With only five months to the referendum on the election of metropolitan, municipal and district chief executives (MMDCEs), Parliament is yet to pass the amendment bill of Article 243(1) which is currently before it.
In its current state, Article 243 states: “There shall be a district chief executive for every district who shall be appointed by the President, with the prior approval of not less than two-thirds majority of members of the assembly present and voting.”
Because of this article, the passage of the amendment bill by the Legislature is very critical to signal the country’s readiness to organise the referendum on the election of MMDCEs, scheduled for December this year.
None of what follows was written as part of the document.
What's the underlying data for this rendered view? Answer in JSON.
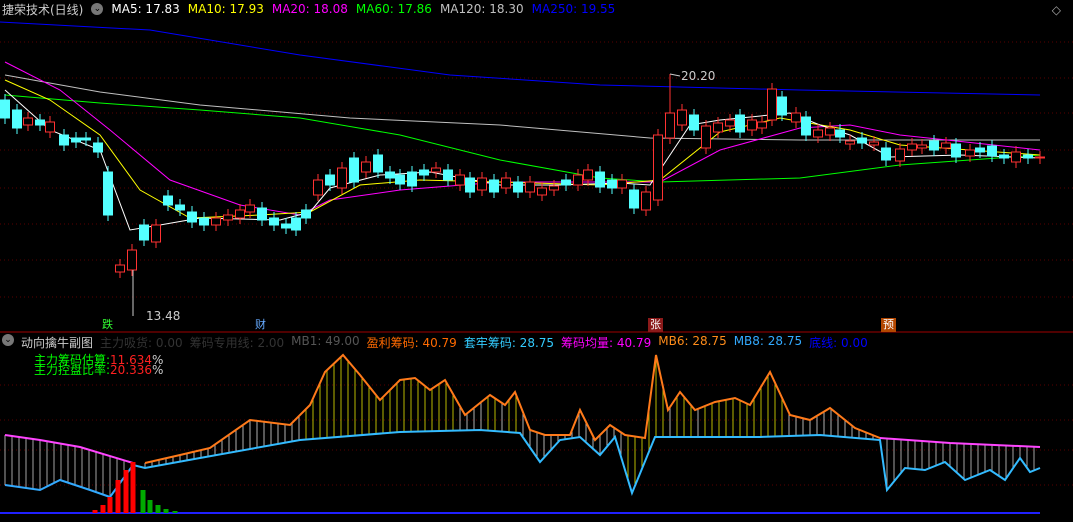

Concerns of minister
This was one of the concerns of the Minister of Local Government and Rural Development, Hajia Alima Mahama, when the Daily Graphic asked her how her ministry was preparing for the referendum.
“The time is now and not later and we want Parliament to pass the amendment bill of Article 243(1) to send out a strong signal that MMDCEs will now to be elected.
“Parliament needs to send out that signal; it makes for a stronger position to push for the election of MMDCEs, as well as the amendment of other consequential articles, including Article 55,” she said.
According to the minister, Parliament should adopt a bi-partisan approach to allow for local democracy to deepen in the country.
That, she pointed out, would enhance participation at the local governance level and also ensure that the leadership of the local authorities was responsible to the citizenry.
“Our local governance system is key to accelerated national development efforts. If at the local level good governance practices and policies are non-existent or weak, development generally will be undermined or stifled,” she said.
“We need good, strong accountable structures at the local level to promote democracy,” she added.
In Hajia Mahama’s view, although significant progress had been made after many years of implementing the current decentralisation and local government system, there were a few grey areas that required improvement for participatory governance and local democracy to be deepened.
She cited the election of MMDCEs by the citizenry on a partisan basis, in tandem with the mode of electing national-level leaders, as one of such grey areas.
Close governance gap
To close that governance gap, it is recalled that some political parties, including the New Patriotic Party (NPP), the National Democratic Congress (NDC) and the Progressive People’s Party (PPP), in the run up to the 2016 general election, pledged in their manifestos to elect MMDCEs.
The MMDCEs have, since 1988, been appointed by the President, and currently Article 243 of the 1992 Constitution and Section 20 of the Local Governance Act 2016 (Act 936) provide for the position and give power to the President to appoint MMDCEs, with the prior approval of not less than two-thirds majority of the members of the district assemblies present and voting.
Need for change
According to Hajia Mahama, the need for a change in the mode of appointing MMDCEs was supported by a number of governance institutions, including the National Commission for Civic Education (NCCE) and the Centre for Democratic Development, Ghana (CDD-Ghana).
Furthermore, she said, the Constitution Review Commission Report on the 1992 Constitution and a survey conducted at the 2019 New Year School at the University of Ghana indicated support for electing MMDCEs on a partisan basis.
She said Ghana was not alone in pushing for the popular election of its local leaders, saying that “the popular election of local leaders by citizens has become one of the accepted best practices globally to deepen local democracy”.
She mentioned Uganda, Kenya, Namibia, The Gambia, Senegal, South Africa and Zambia as African countries doing so, adding that other countries on the same wavelength were the United Kingdom, the United States, France and Canada.
Hajia Mahama said the move by Ghana to elect its MMDCEs on a partisan basis was in line with global best practice in local governance and in accord with both democratic theory and public accountability.
The government, in 2017, initiated a process to make the necessary constitutional, legal, policy and institutional changes required to give effect to the campaign promise to elect MMDCEs on a partisan basis.
In President Nana Addo Dankwa Akufo-Addo’s 2018 State of the Nation Address (SoNA) to Parliament, he stated his government’s commitment to elect MMDCEs on a partisan basis.
He again reiterated his commitment to ensure the election of MMDCEs in his 2019 SoNA to Parliament.
But to elect MMDCEs on a partisan basis requires the amendment of Article 243(1), which is a non-entrenched provision, and the amendment of an entrenched provision, Article 55(3), both of which Parliament is currently considering and is yet to pass.